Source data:
——

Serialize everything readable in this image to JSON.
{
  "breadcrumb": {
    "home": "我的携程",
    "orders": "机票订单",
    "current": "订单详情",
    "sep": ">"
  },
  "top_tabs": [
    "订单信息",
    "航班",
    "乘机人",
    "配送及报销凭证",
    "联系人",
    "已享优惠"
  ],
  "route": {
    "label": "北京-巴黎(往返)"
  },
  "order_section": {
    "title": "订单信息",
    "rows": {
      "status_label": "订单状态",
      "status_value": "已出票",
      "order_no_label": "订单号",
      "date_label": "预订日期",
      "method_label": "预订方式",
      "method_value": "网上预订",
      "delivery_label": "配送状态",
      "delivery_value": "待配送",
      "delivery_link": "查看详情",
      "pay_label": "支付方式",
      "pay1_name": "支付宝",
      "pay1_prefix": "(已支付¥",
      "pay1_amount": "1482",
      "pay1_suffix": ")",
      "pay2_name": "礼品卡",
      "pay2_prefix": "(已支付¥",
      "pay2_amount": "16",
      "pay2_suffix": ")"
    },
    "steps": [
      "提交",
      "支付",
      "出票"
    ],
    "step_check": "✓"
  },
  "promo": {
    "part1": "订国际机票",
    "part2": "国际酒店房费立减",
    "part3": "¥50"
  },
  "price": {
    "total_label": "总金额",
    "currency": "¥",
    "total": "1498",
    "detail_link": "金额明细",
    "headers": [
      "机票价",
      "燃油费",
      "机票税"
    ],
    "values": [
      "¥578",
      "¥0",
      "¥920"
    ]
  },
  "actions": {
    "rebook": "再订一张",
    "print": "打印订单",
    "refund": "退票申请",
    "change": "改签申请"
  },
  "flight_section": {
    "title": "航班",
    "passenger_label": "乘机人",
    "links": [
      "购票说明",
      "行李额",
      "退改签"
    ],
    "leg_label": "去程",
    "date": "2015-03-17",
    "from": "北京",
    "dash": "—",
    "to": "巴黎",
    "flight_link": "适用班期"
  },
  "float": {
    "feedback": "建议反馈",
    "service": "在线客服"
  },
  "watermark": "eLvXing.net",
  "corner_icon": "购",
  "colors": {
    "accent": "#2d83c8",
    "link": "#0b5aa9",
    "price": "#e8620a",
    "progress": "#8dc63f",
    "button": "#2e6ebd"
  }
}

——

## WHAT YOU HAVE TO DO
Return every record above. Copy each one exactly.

## OUTPUT BELOW
Serialize everything readable in this image to JSON.
{
  "breadcrumb": {
    "home": "我的携程",
    "orders": "机票订单",
    "current": "订单详情",
    "sep": ">"
  },
  "top_tabs": [
    "订单信息",
    "航班",
    "乘机人",
    "配送及报销凭证",
    "联系人",
    "已享优惠"
  ],
  "route": {
    "label": "北京-巴黎(往返)"
  },
  "order_section": {
    "title": "订单信息",
    "rows": {
      "status_label": "订单状态",
      "status_value": "已出票",
      "order_no_label": "订单号",
      "date_label": "预订日期",
      "method_label": "预订方式",
      "method_value": "网上预订",
      "delivery_label": "配送状态",
      "delivery_value": "待配送",
      "delivery_link": "查看详情",
      "pay_label": "支付方式",
      "pay1_name": "支付宝",
      "pay1_prefix": "(已支付¥",
      "pay1_amount": "1482",
      "pay1_suffix": ")",
      "pay2_name": "礼品卡",
      "pay2_prefix": "(已支付¥",
      "pay2_amount": "16",
      "pay2_suffix": ")"
    },
    "steps": [
      "提交",
      "支付",
      "出票"
    ],
    "step_check": "✓"
  },
  "promo": {
    "part1": "订国际机票",
    "part2": "国际酒店房费立减",
    "part3": "¥50"
  },
  "price": {
    "total_label": "总金额",
    "currency": "¥",
    "total": "1498",
    "detail_link": "金额明细",
    "headers": [
      "机票价",
      "燃油费",
      "机票税"
    ],
    "values": [
      "¥578",
      "¥0",
      "¥920"
    ]
  },
  "actions": {
    "rebook": "再订一张",
    "print": "打印订单",
    "refund": "退票申请",
    "change": "改签申请"
  },
  "flight_section": {
    "title": "航班",
    "passenger_label": "乘机人",
    "links": [
      "购票说明",
      "行李额",
      "退改签"
    ],
    "leg_label": "去程",
    "date": "2015-03-17",
    "from": "北京",
    "dash": "—",
    "to": "巴黎",
    "flight_link": "适用班期"
  },
  "float": {
    "feedback": "建议反馈",
    "service": "在线客服"
  },
  "watermark": "eLvXing.net",
  "corner_icon": "购",
  "colors": {
    "accent": "#2d83c8",
    "link": "#0b5aa9",
    "price": "#e8620a",
    "progress": "#8dc63f",
    "button": "#2e6ebd"
  }
}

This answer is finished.